Matt and Laurie sit in my office as they explain why they are coming in for marital counseling. Matt is quiet with his eyes focused on a single point on the floor while Laurie tells the story of how she discovered his affair. She describes how she accidentally saw affectionate text messages between Matt and a co-worker, and how initially Matt was adamant in saying that this other person was “just a friend.” Trusting her gut, Laurie persisted, and Matt eventually confessed to having an affair for the last several months. As it typically goes, most affairs stay hidden unless the person is “caught” in the betrayal. Often, even when presented with overwhelming evidence, the cheating partner initially tries to deny the affair, or omits key “damaging” information. The denial and lying, especially if it has gone on for a long time, may be equally as damaging and painful as the act of the affair itself. While Matt and Laurie are not a real couple (I just made them up), their story is like that of many couples who have come into my office in the aftermath of an affair.
The damage of an affair can be cataclysmic. Commonly, the betrayed partner may experience something akin to post-traumatic stress disorder (PTSD). As with PTSD, they may have intrusive thoughts (“They are still cheating”), flashback memories of when they first discovered the affair, negative feelings about themselves or the relationship (such as, “I am not good enough” or “We will never repair trust”) and hypervigilance (which often presents as “checking” behaviors, such as wanting to check their partner’s phone and social media accounts). Yet the betraying partner is often severely impacted as well. They may experience extreme guilt, shame and sadness over the impact of their actions on their spouse and on the relationship. In fact, one of the many reasons they attempt to hide and deny their affair when caught is because they do not want to hurt their spouse. Often the betraying partner also feels that they did not act within their own values, and their image of themselves has changed for the negative.

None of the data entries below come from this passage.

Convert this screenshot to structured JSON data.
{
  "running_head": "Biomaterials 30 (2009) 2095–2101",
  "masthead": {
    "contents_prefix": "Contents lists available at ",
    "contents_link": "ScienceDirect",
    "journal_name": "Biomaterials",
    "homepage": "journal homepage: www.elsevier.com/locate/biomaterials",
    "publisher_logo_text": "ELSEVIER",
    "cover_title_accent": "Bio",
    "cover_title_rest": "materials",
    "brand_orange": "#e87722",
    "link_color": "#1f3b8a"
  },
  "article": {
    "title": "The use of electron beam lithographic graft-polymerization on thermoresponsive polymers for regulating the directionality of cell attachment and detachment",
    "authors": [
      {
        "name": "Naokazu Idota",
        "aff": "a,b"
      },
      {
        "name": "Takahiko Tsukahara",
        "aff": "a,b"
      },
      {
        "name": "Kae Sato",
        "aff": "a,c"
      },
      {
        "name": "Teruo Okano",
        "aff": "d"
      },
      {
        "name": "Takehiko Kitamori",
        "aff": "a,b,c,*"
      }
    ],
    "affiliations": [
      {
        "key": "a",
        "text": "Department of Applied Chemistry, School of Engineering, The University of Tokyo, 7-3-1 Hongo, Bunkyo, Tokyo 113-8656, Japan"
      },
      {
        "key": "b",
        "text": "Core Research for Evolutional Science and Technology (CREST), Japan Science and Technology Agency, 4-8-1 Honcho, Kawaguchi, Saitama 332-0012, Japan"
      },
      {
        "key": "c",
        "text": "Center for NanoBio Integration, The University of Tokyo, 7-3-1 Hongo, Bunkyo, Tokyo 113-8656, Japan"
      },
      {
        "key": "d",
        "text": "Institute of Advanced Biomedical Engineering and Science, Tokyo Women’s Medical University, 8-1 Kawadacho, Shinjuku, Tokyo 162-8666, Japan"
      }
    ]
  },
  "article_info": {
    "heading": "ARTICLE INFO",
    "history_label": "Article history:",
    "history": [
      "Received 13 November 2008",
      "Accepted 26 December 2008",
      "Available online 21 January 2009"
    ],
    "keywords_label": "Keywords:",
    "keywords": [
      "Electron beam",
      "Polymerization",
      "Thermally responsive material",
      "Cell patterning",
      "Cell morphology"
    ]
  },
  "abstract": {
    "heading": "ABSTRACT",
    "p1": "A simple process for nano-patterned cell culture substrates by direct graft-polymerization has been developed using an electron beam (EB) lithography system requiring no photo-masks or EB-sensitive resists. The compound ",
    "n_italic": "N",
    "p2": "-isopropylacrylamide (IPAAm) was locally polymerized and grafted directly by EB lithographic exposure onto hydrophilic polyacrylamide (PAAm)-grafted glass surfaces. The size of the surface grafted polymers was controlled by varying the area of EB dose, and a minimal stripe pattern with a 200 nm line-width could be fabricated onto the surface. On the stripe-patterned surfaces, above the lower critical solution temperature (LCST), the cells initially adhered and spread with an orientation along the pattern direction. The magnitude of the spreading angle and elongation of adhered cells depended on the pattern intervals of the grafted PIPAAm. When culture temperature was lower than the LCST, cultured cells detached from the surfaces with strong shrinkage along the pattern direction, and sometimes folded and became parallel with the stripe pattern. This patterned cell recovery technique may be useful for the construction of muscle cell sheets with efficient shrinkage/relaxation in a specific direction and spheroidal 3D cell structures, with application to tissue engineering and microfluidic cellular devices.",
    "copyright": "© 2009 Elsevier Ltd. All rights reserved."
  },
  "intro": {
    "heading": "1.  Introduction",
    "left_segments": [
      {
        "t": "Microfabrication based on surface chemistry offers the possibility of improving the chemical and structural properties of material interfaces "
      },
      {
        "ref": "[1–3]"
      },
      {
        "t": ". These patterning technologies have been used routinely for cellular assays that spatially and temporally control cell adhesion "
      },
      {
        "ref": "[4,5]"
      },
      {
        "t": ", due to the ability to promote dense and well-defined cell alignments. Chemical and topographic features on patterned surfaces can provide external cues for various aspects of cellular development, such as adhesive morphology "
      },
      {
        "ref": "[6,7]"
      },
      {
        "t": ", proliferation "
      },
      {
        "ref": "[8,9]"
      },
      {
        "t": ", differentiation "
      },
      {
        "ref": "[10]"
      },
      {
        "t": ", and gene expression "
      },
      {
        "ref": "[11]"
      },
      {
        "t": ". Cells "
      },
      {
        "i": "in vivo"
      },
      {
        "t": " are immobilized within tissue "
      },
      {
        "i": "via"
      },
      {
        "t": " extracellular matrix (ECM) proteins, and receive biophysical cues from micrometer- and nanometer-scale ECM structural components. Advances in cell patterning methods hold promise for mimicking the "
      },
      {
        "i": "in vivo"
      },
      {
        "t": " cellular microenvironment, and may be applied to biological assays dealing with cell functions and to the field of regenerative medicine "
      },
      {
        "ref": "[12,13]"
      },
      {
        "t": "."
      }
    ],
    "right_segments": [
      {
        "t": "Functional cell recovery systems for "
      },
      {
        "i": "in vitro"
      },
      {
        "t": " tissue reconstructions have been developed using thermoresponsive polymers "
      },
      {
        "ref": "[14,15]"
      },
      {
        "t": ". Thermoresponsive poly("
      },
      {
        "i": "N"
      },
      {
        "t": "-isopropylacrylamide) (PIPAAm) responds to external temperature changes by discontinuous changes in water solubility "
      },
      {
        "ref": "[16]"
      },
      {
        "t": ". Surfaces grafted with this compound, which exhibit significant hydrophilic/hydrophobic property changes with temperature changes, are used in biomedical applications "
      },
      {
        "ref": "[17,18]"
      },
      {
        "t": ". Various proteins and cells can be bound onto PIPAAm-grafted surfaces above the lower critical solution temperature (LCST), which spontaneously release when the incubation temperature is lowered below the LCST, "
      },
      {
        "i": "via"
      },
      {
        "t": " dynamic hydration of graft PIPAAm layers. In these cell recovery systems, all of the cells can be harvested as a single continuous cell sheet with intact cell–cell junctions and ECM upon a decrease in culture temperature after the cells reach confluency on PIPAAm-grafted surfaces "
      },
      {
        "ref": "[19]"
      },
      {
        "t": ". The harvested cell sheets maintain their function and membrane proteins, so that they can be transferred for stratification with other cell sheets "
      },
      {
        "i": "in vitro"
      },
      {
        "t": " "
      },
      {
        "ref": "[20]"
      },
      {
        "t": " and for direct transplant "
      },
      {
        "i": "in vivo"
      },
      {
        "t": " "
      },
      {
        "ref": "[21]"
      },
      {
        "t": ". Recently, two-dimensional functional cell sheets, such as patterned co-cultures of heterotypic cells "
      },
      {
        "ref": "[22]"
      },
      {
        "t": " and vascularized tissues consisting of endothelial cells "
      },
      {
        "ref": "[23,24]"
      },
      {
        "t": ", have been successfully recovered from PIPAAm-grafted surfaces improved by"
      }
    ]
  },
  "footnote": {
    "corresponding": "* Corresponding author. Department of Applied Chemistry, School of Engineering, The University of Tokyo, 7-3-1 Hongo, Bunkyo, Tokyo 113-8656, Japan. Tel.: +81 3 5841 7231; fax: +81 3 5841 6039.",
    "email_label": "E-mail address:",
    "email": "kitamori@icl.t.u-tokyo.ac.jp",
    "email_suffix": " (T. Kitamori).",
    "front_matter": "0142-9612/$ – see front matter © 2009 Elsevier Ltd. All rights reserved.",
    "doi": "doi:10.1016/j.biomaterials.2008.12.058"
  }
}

For the betrayed partner and often even for the betrayer, an important question is “Why did this happen?” There are many reasons an affair can occur, and often it is a combination of factors. Some of these factors include:
- Job-related factors: Marriage is hard work even without the stressors brought on by law enforcement work. Shift work, high stress and other factors inherent in the job often put a strain on the relationship. In addition, what often starts out as a well-intentioned desire to shield or not worry your spouse of the difficult aspects of the job actually creates a rift in the relationship. As time progresses, the less you share with your spouse, the greater the rift in the marriage becomes. Additionally, as you may feel that a co-worker may be able to better relate to you, you may inadvertently be opening up your relationship to external threats. What begins as a friendship with a co-worker can often lead to a romantic entanglement. (Note: This is not to say that you should not have friends of the opposite sex. What is important is that those friends know about and are supportive of your marriage, and that the friendship does not become focused on the negative aspects of your marriage.)
- State of the marriage: Every marriage goes through phases. This may include phases of monotony, boredom or discord. If your marriage starts to feel like a chore (or just about the kids), communication has shut down and most of your interactions have become negative, an affair may seem like an escape. We idealize the “new” person, and it is precisely because we do not know them very well that they may seem attractive, mysterious and exciting. Often we only understand that this was just a fleeing illusion in the aftermath of the affair.
- Opportunity: While the factors described above can play a major role, believe it or not, affairs are often a crime of opportunity. Even those of couples who are in a loving and committed marriage may sometimes succumb to the temptation of an affair if the opportunity is there.
- Wanting out: Sometimes individuals are truly unhappy in their marriage and are not in the right relationship for them. Sometimes these individuals may sabotage their marriage with the drastic act of an affair because they do not want to address the issue directly.
For all the reasons that individuals choose to have an affair, they often have much better reasons to want to repair the relationship. In the aftermath, an individual may not know exactly how they came to make the choices they made (to the frustration of the betrayed partner), but they are often certain that they do want to save their marriage. If you have found yourself in Matt and Laurie’s position, how should you move forward? First, both you and your partner should decide if you want to remain in the marriage. While you may have feelings of doubt of whether you can still make it work, you should be clear that you want to at least try. Second, the betraying partner must end the affair before you start couples counseling. You cannot work on your relationship if you are still engaged in another. If you are not sure if you want to end the affair, you may benefit from individual counseling to help you decide which relationship you want to pursue. The good news is that most couples choose to stay together after an affair, and if they seek counseling many couples are able to repair the trust, heal and even develop a stronger relationship than ever before. While many couples wish they never had to go through the painful ordeal, many are actually glad of the outcome of their hard work in the repair process that resulted in a stronger bond.